Duties included, but not limited to, cleaning poop (wolf poop SMELLS SO BAD and they poop.. A LOT, like A LOT), checking the fences, feeding the animals, checking whether all the animals appear to be healthy, guide tours, work at the curio shop and more.
On a regular day you’d have from 12 to 2 off, unless you’d have to guide a tour during lunch time. When there are a lot of volunteers (full capacity at the volunteer house) you’d have more free time compared to when there aren’t that many. Free time means you can interact with the animals (wolves, the tame cheetahs and the smaller animals), read a book, relax, do whatever you feel like doing. Interacting is only allowed when you feel comfortable AND when the animals feel comfortable around you. Most of the animals were brought up in captivity (please don’t confuse this with a zoo, because it is very different) so they are pretty tame, but they maintain wild animals.
Now that I just mentioned it I’d like to explain the differences between a regular zoo and a sanctuary, or Cheetah Experience in this case. The animals live in a much, much bigger area. Most, or a lot, of them are rescued. At a zoo the animal gets food and that’s pretty much it. At Cheetah Experience the volunteers & staff members try to make sure the animals don’t get bored, still try to let them use all their senses, enrich the animals (almost on a daily basis) and more.

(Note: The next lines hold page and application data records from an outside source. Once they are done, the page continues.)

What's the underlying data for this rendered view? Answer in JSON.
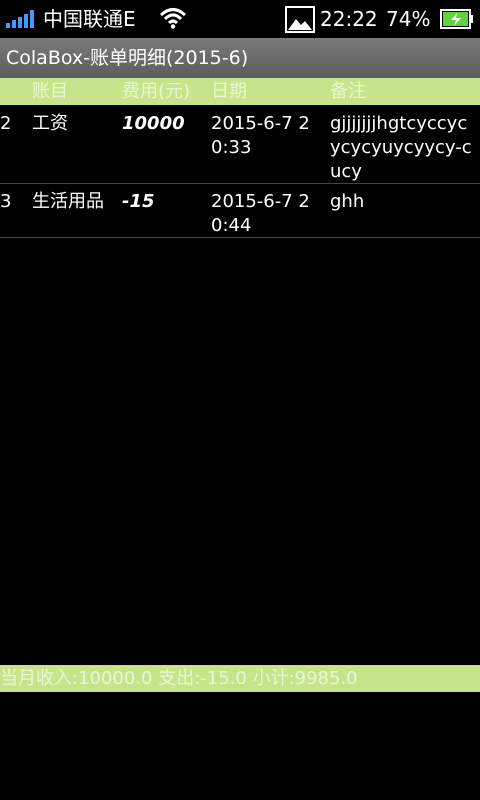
{
  "status_bar": {
    "carrier": "中国联通E",
    "time": "22:22",
    "battery": "74%"
  },
  "app": {
    "title": "ColaBox-账单明细(2015-6)"
  },
  "table": {
    "headers": {
      "category": "账目",
      "amount": "费用(元)",
      "date": "日期",
      "note": "备注"
    },
    "rows": [
      {
        "index": "2",
        "category": "工资",
        "amount": "10000",
        "date": "2015-6-7 20:33",
        "note": "gjjjjjjjhgtcyccycycycyuycyycy-cucy"
      },
      {
        "index": "3",
        "category": "生活用品",
        "amount": "-15",
        "date": "2015-6-7 20:44",
        "note": "ghh"
      }
    ]
  },
  "summary": {
    "text": "当月收入:10000.0 支出:-15.0 小计:9985.0"
  },
  "colors": {
    "accent_green": "#c6e48b",
    "signal_blue": "#3f9bff",
    "battery_green": "#5fd33a"
  }
}
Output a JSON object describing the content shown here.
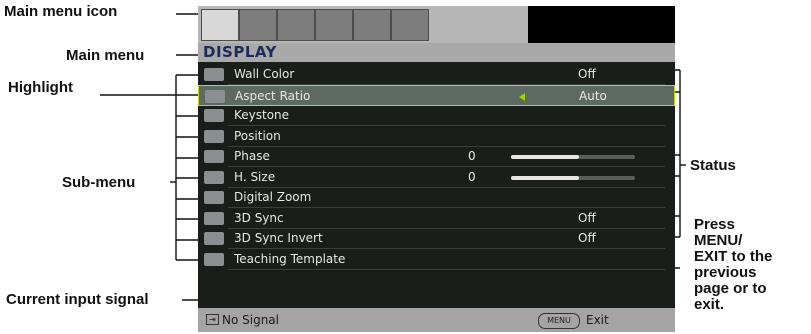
{
  "callouts": {
    "main_menu_icon": "Main menu icon",
    "main_menu": "Main menu",
    "highlight": "Highlight",
    "sub_menu": "Sub-menu",
    "current_input_signal": "Current input signal",
    "status": "Status",
    "press_menu_exit": [
      "Press",
      "MENU/",
      "EXIT to the",
      "previous",
      "page or to",
      "exit."
    ]
  },
  "osd": {
    "title": "DISPLAY",
    "items": [
      {
        "icon": "wall-color-icon",
        "label": "Wall Color",
        "value": "Off"
      },
      {
        "icon": "aspect-ratio-icon",
        "label": "Aspect Ratio",
        "value": "Auto",
        "highlighted": true
      },
      {
        "icon": "keystone-icon",
        "label": "Keystone",
        "value": ""
      },
      {
        "icon": "position-icon",
        "label": "Position",
        "value": ""
      },
      {
        "icon": "phase-icon",
        "label": "Phase",
        "number": "0",
        "slider_fraction": 0.55
      },
      {
        "icon": "h-size-icon",
        "label": "H. Size",
        "number": "0",
        "slider_fraction": 0.55
      },
      {
        "icon": "digital-zoom-icon",
        "label": "Digital Zoom",
        "value": ""
      },
      {
        "icon": "3d-sync-icon",
        "label": "3D Sync",
        "value": "Off"
      },
      {
        "icon": "3d-sync-invert-icon",
        "label": "3D Sync Invert",
        "value": "Off"
      },
      {
        "icon": "teaching-template-icon",
        "label": "Teaching Template",
        "value": ""
      }
    ],
    "bottom": {
      "signal": "No Signal",
      "menu_key": "MENU",
      "exit": "Exit"
    }
  }
}
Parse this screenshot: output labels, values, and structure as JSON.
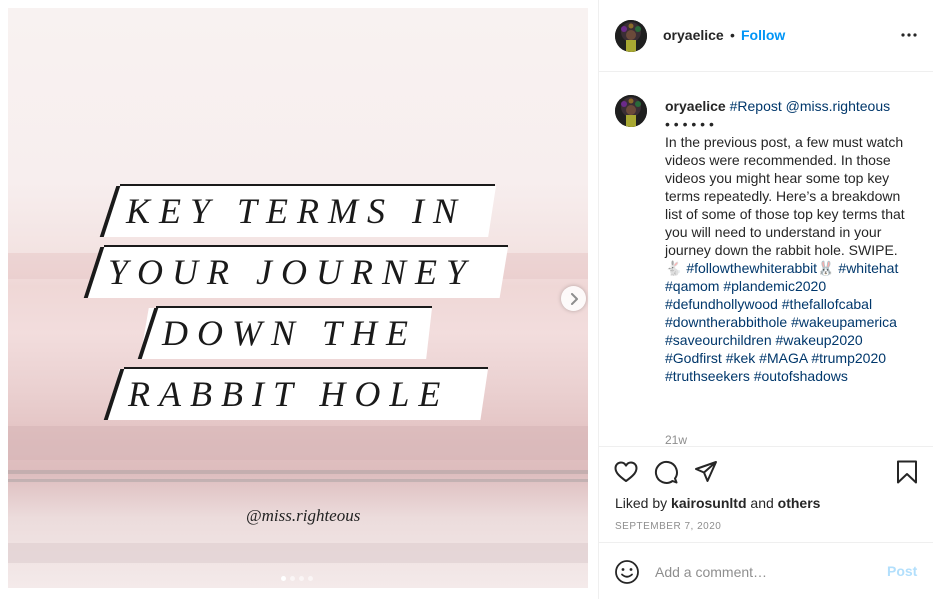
{
  "post_image": {
    "lines": [
      "KEY TERMS IN",
      "YOUR JOURNEY",
      "DOWN THE",
      "RABBIT HOLE"
    ],
    "credit": "@miss.righteous",
    "carousel_dots": 4,
    "active_dot": 0
  },
  "header": {
    "username": "oryaelice",
    "separator": "•",
    "follow_label": "Follow",
    "more_icon": "more-horizontal-icon"
  },
  "caption": {
    "username": "oryaelice",
    "repost_tag": "#Repost",
    "mention": "@miss.righteous",
    "bullets": "• • • • • •",
    "body": "In the previous post, a few must watch videos were recommended. In those videos you might hear some top key terms repeatedly. Here’s a breakdown list of some of those top key terms that you will need to understand in your journey down the rabbit hole. SWIPE. 🐇",
    "hashtags": [
      "#followthewhiterabbit🐰",
      "#whitehat",
      "#qamom",
      "#plandemic2020",
      "#defundhollywood",
      "#thefallofcabal",
      "#downtherabbithole",
      "#wakeupamerica",
      "#saveourchildren",
      "#wakeup2020",
      "#Godfirst",
      "#kek",
      "#MAGA",
      "#trump2020",
      "#truthseekers",
      "#outofshadows"
    ],
    "timestamp": "21w"
  },
  "actions": {
    "liked_prefix": "Liked by",
    "liked_user": "kairosunltd",
    "liked_and": "and",
    "liked_others": "others",
    "date": "SEPTEMBER 7, 2020"
  },
  "comment": {
    "placeholder": "Add a comment…",
    "post_label": "Post"
  },
  "colors": {
    "accent": "#0095f6",
    "hashtag": "#00376b",
    "post_disabled": "#b2dffc"
  }
}
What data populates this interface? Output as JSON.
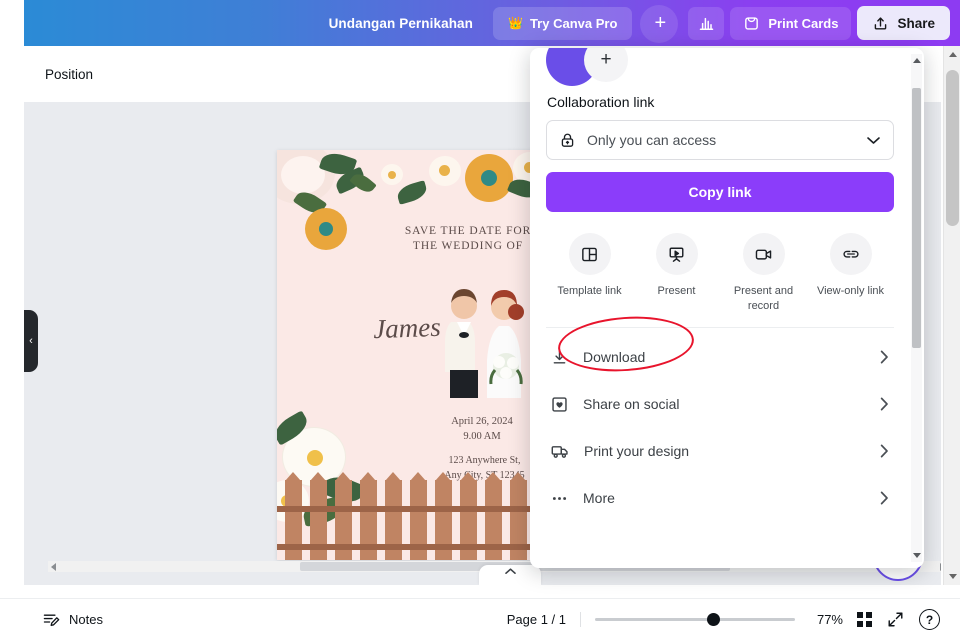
{
  "header": {
    "doc_title": "Undangan Pernikahan",
    "pro_button": "Try Canva Pro",
    "crown_icon": "crown-icon",
    "add_icon": "plus-icon",
    "insights_icon": "bar-chart-icon",
    "print_cards": "Print Cards",
    "print_cards_icon": "envelope-icon",
    "share": "Share",
    "share_icon": "upload-icon",
    "gradient_start": "#2b8bd6",
    "gradient_end": "#8d3bf2"
  },
  "toolbar": {
    "position_label": "Position"
  },
  "sidebar": {
    "collapse_icon": "chevron-left-icon"
  },
  "canvas": {
    "save_the_date": "SAVE THE DATE FOR\nTHE WEDDING OF",
    "name": "James",
    "date": "April 26, 2024\n9.00 AM",
    "address": "123 Anywhere St,\nAny City, ST 12345",
    "background_color": "#fbe9e6",
    "fence_color": "#c08463"
  },
  "share_panel": {
    "avatar_name": "avatar",
    "invite_icon": "plus-icon",
    "collaboration_title": "Collaboration link",
    "access_value": "Only you can access",
    "access_icon": "lock-icon",
    "access_chevron": "chevron-down-icon",
    "copy_link": "Copy link",
    "quick_actions": [
      {
        "label": "Template link",
        "icon": "template-link-icon"
      },
      {
        "label": "Present",
        "icon": "present-icon"
      },
      {
        "label": "Present and record",
        "icon": "video-camera-icon"
      },
      {
        "label": "View-only link",
        "icon": "link-icon"
      }
    ],
    "menu_items": [
      {
        "label": "Download",
        "icon": "download-icon",
        "chevron": "chevron-right-icon",
        "annotated": true
      },
      {
        "label": "Share on social",
        "icon": "heart-square-icon",
        "chevron": "chevron-right-icon",
        "annotated": false
      },
      {
        "label": "Print your design",
        "icon": "delivery-truck-icon",
        "chevron": "chevron-right-icon",
        "annotated": false
      },
      {
        "label": "More",
        "icon": "ellipsis-icon",
        "chevron": "chevron-right-icon",
        "annotated": false
      }
    ],
    "annotation_color": "#e8142c",
    "primary_color": "#8b3dfa"
  },
  "footer": {
    "notes": "Notes",
    "notes_icon": "notes-icon",
    "page_indicator": "Page 1 / 1",
    "zoom_value": "77%",
    "grid_icon": "grid-view-icon",
    "expand_icon": "expand-icon",
    "help_icon": "help-icon",
    "page_tab_icon": "chevron-up-icon"
  }
}
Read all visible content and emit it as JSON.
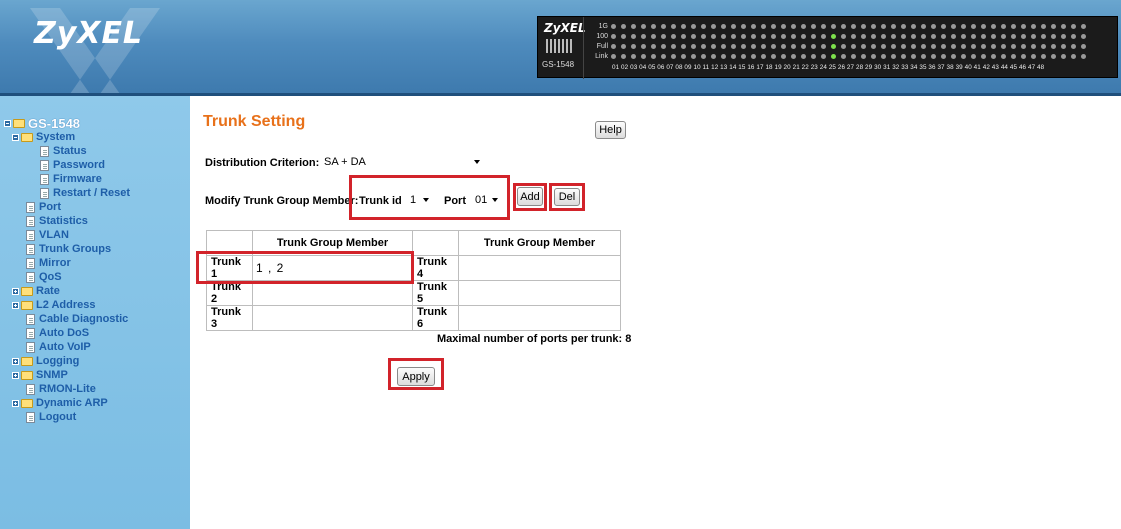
{
  "header": {
    "logo": "ZyXEL",
    "device_brand": "ZyXEL",
    "device_model": "GS-1548",
    "led_rows": [
      "1G",
      "100",
      "Full",
      "Link"
    ],
    "port_numbers": "01 02 03 04 05 06 07 08 09 10 11 12 13 14 15 16 17 18 19 20 21 22 23 24 25 26 27 28 29 30 31 32 33 34 35 36 37 38 39 40 41 42 43 44 45 46 47 48"
  },
  "sidebar": {
    "root": "GS-1548",
    "items": [
      {
        "label": "System"
      },
      {
        "label": "Status"
      },
      {
        "label": "Password"
      },
      {
        "label": "Firmware"
      },
      {
        "label": "Restart / Reset"
      },
      {
        "label": "Port"
      },
      {
        "label": "Statistics"
      },
      {
        "label": "VLAN"
      },
      {
        "label": "Trunk Groups"
      },
      {
        "label": "Mirror"
      },
      {
        "label": "QoS"
      },
      {
        "label": "Rate"
      },
      {
        "label": "L2 Address"
      },
      {
        "label": "Cable Diagnostic"
      },
      {
        "label": "Auto DoS"
      },
      {
        "label": "Auto VoIP"
      },
      {
        "label": "Logging"
      },
      {
        "label": "SNMP"
      },
      {
        "label": "RMON-Lite"
      },
      {
        "label": "Dynamic ARP"
      },
      {
        "label": "Logout"
      }
    ]
  },
  "main": {
    "title": "Trunk Setting",
    "help_label": "Help",
    "distribution_label": "Distribution Criterion:",
    "distribution_value": "SA + DA",
    "modify_label": "Modify Trunk Group Member:",
    "trunk_id_label": "Trunk id",
    "trunk_id_value": "1",
    "port_label": "Port",
    "port_value": "01",
    "add_label": "Add",
    "del_label": "Del",
    "table": {
      "header": "Trunk Group Member",
      "rows": [
        {
          "left_label": "Trunk 1",
          "left_value": "1 , 2",
          "right_label": "Trunk 4",
          "right_value": ""
        },
        {
          "left_label": "Trunk 2",
          "left_value": "",
          "right_label": "Trunk 5",
          "right_value": ""
        },
        {
          "left_label": "Trunk 3",
          "left_value": "",
          "right_label": "Trunk 6",
          "right_value": ""
        }
      ]
    },
    "max_note": "Maximal number of ports per trunk: 8",
    "apply_label": "Apply"
  }
}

Back to the volunteering. (I’m so sorry this story is so long) Day in day out you’d wake up when the sun comes up, which is pretty epic, and the first thing you hear are the lions roaring. I can guarantee you, there’s no better way to wake up. We’d start our day, work long hours and we’d get the chance to get to know the animals a little bit more. I especially enjoyed spending time with the wolves. Wolves are obviously a lot like dogs, but I consider them to be even more loyal, more trustworthy. You know how a dog knows when something’s wrong? A wolf does too. It takes quite a while before a wolf gets used to you and ‘accepts’ you. At Cheetah Experience you have to get accepted by Shakira, the alpha wolf, before you can spend time with them. How can you get accepted? She must lick your face. That way you know she feels comfortable around you. She can sense when you’re afraid, she can sense when you disrespect her. I loved spending my lunch break with them. They have a little ‘house’ they can climb on and I would go on there, bring a book and the two wolves would often join me.
Two weeks was too short now that I look back at it, but those two weeks were some of my favorite weeks in my entire life.
Have you ever volunteered (with animals) before? Would you want to do something like this one day?
Please feel free to ask me any more questions in case you have ’em! Wanna read more about this incredible experience? Check out the Bloemfontein/South Africa category! And for more photos click on the Africa tab.